My dad was born and raised in Brooklyn, New York; my mom in a small farm town in western Ohio; I was born and raised in suburban Washington D.C.; I’ve lived in northern Illinois for a decade and a half. I’m a blend of east coast Italian and midwest German, and I’ve felt that merger keenly my entire life, mostly geographically. The east coast is in my marrow. I’ve visited, lived and worked in New York for months-long stretches during the last decade, mostly while writing Sweat: The Story of the Fleshtones, America's Garage Band. From my past I recall day-long Italian Thanksgiving dinners at my uncles’ homes in Brooklyn and Queens, and visits with my family into Manhattan, and because my attachment to the city is personal and familial, my stays there feel oddly like home. In "Reflections on Subletting," New Yorker Phillip Lopate writes of a curious homesickness he would experience when visiting his native town: "I am homesick precisely because I have come home, but not to any house of mine." I’m not home here in a literal sense, though in a figurative way, it feels as if I am. I bring the solace and quiet and space of my midwest college town with me, and they bump up against NYC’s noise and chaos.

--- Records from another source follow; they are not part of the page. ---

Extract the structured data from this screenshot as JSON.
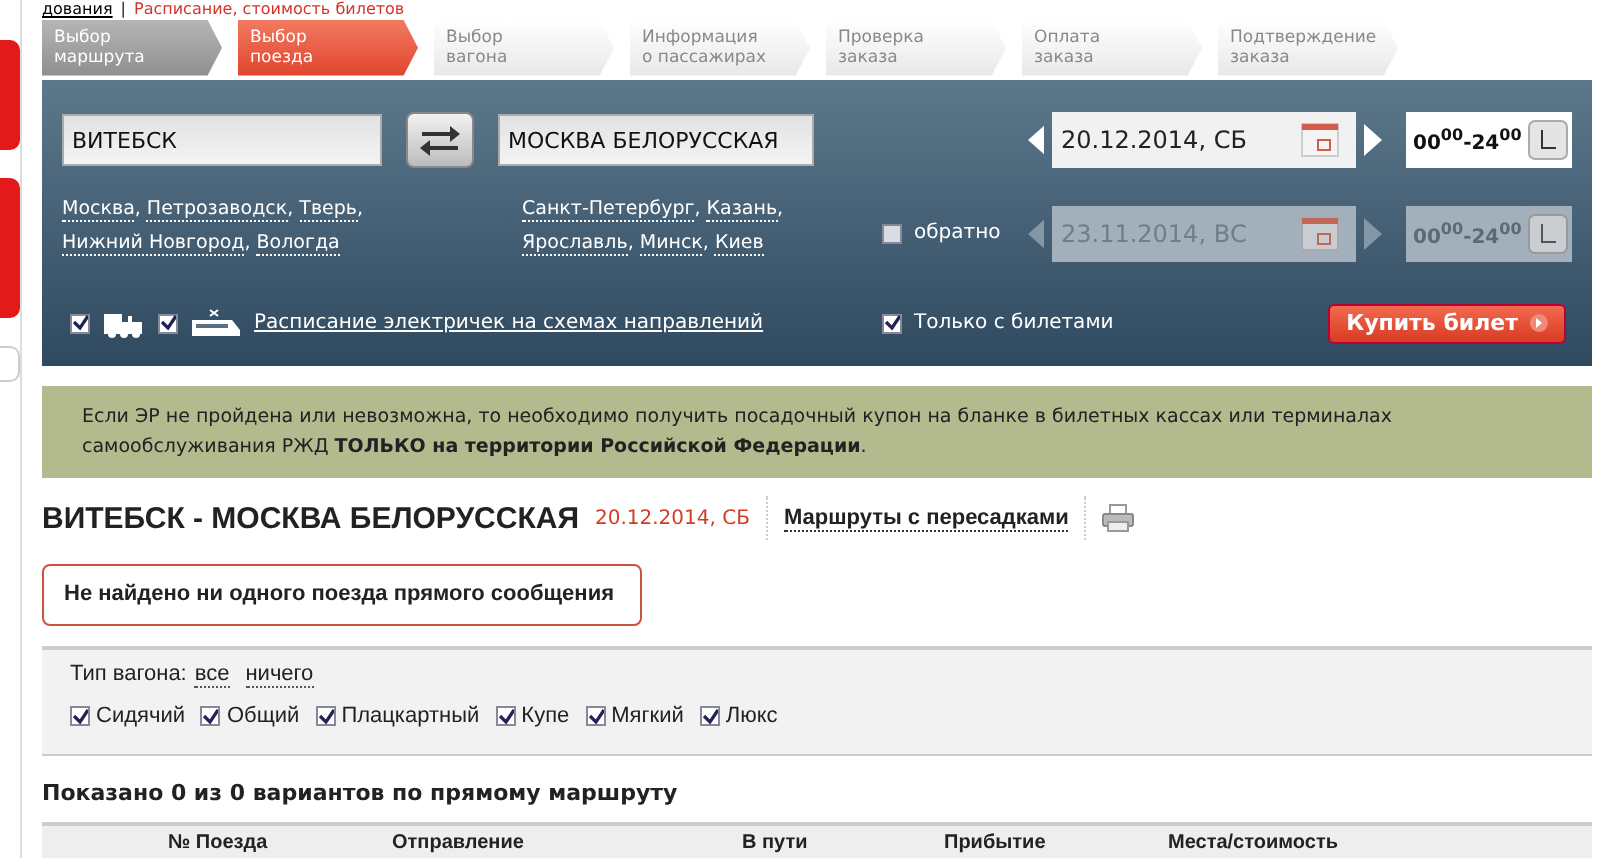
{
  "top_links": [
    {
      "text": "дования",
      "kind": "plain"
    },
    {
      "text": "|",
      "kind": "separator"
    },
    {
      "text": "Расписание, стоимость билетов",
      "kind": "link"
    }
  ],
  "steps": [
    {
      "lines": [
        "Выбор",
        "маршрута"
      ],
      "kind": "done"
    },
    {
      "lines": [
        "Выбор",
        "поезда"
      ],
      "kind": "current"
    },
    {
      "lines": [
        "Выбор",
        "вагона"
      ],
      "kind": "todo"
    },
    {
      "lines": [
        "Информация",
        "о пассажирах"
      ],
      "kind": "todo"
    },
    {
      "lines": [
        "Проверка",
        "заказа"
      ],
      "kind": "todo"
    },
    {
      "lines": [
        "Оплата",
        "заказа"
      ],
      "kind": "todo"
    },
    {
      "lines": [
        "Подтверждение",
        "заказа"
      ],
      "kind": "todo"
    }
  ],
  "search": {
    "from": "ВИТЕБСК",
    "to": "МОСКВА БЕЛОРУССКАЯ",
    "from_suggestions": [
      {
        "city": "Москва",
        "sep": ","
      },
      {
        "city": "Петрозаводск",
        "sep": ","
      },
      {
        "city": "Тверь",
        "sep": ","
      },
      {
        "city": "Нижний Новгород",
        "sep": ","
      },
      {
        "city": "Вологда"
      }
    ],
    "to_suggestions": [
      {
        "city": "Санкт-Петербург",
        "sep": ","
      },
      {
        "city": "Казань",
        "sep": ","
      },
      {
        "city": "Ярославль",
        "sep": ","
      },
      {
        "city": "Минск",
        "sep": ","
      },
      {
        "city": "Киев"
      }
    ],
    "date": "20.12.2014, СБ",
    "time": "00$^{00}$-24$^{00}$",
    "return": {
      "label": "обратно",
      "checked": false,
      "date": "23.11.2014, ВС",
      "time": "00$^{00}$-24$^{00}$"
    },
    "train_checked": true,
    "suburban_checked": true,
    "schedule_link": "Расписание электричек на схемах направлений",
    "only_tickets": {
      "label": "Только с билетами",
      "checked": true
    },
    "buy_button": "Купить билет"
  },
  "notice": "Если ЭР не пройдена или невозможна, то необходимо получить посадочный купон на бланке в билетных кассах или терминалах самообслуживания РЖД **ТОЛЬКО на территории Российской Федерации**.",
  "result": {
    "title": "ВИТЕБСК - МОСКВА БЕЛОРУССКАЯ",
    "date": "20.12.2014, СБ",
    "transfers_link": "Маршруты с пересадками",
    "error": "Не найдено ни одного поезда прямого сообщения"
  },
  "filter": {
    "label": "Тип вагона:",
    "all": "все",
    "none": "ничего",
    "types": [
      {
        "label": "Сидячий",
        "checked": true
      },
      {
        "label": "Общий",
        "checked": true
      },
      {
        "label": "Плацкартный",
        "checked": true
      },
      {
        "label": "Купе",
        "checked": true
      },
      {
        "label": "Мягкий",
        "checked": true
      },
      {
        "label": "Люкс",
        "checked": true
      }
    ]
  },
  "summary": "Показано 0 из 0 вариантов по прямому маршруту",
  "columns": [
    "№ Поезда",
    "Отправление",
    "В пути",
    "Прибытие",
    "Места/стоимость"
  ]
}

During our stay we visited Christian Boltanski’s No Man’s Land installation at the Wade Thompson Drill Hall in the Park Avenue Armory. (Unfortunately I missed him talking with Luc Sante, a couple of weeks earlier.) Boltanski’s piece features a giant mound of used, donated, and discarded clothing centered in the hall amidst squares of laid-flat clothing; an enormous, man-operated crane methodically lifts random clawfulls of clothes to the ceiling, only to drop them back down. This continues all day, as a soundtrack of human heartbeats plays over cranked-up loudspeakers. (Earlier, Amy and I had our own heartbeats recorded and donated to a permanent exhibit on an island in the Sea of Japan.)

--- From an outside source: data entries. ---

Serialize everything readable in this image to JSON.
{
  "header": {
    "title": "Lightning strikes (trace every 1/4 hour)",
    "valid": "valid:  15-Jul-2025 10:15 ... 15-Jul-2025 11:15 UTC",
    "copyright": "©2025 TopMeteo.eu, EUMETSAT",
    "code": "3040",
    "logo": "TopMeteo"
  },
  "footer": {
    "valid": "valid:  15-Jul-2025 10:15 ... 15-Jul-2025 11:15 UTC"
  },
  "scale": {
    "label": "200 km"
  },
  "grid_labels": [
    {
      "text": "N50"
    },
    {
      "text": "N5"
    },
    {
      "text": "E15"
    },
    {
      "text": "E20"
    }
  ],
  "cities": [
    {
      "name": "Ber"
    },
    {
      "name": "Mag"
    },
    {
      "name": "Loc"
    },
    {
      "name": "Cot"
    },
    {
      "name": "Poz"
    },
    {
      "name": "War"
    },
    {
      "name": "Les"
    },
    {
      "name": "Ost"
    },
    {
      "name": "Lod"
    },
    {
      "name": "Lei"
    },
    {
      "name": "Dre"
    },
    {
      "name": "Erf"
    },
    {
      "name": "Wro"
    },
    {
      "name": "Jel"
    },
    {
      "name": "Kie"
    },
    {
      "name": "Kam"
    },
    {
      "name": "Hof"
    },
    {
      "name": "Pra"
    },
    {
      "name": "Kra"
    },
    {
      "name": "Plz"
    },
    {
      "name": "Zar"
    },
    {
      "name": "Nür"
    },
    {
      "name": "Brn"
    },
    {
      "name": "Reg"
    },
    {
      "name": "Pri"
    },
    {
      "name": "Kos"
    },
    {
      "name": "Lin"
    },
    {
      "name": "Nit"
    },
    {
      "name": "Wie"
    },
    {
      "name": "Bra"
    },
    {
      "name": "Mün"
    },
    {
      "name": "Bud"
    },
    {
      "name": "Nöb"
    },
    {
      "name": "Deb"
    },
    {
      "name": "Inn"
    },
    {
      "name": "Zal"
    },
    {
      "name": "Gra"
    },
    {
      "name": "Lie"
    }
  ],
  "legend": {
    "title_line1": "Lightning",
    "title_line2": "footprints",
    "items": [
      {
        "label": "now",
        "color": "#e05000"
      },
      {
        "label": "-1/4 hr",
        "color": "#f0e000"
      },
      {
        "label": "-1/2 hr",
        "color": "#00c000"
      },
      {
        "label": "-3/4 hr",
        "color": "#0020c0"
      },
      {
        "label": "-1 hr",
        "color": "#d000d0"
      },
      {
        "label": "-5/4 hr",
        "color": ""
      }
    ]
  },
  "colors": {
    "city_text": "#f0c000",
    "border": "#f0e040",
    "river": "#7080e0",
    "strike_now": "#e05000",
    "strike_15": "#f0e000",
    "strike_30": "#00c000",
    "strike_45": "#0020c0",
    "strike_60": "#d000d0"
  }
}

This camera video that I took hints at the scope and size of the exhibit.
The boundary between home and where one visits might blur, but it's always there, keeping us rooted and wandering at once. William Hazlitt: “I would like to spend my whole life traveling, if I could borrow another life to spend at home."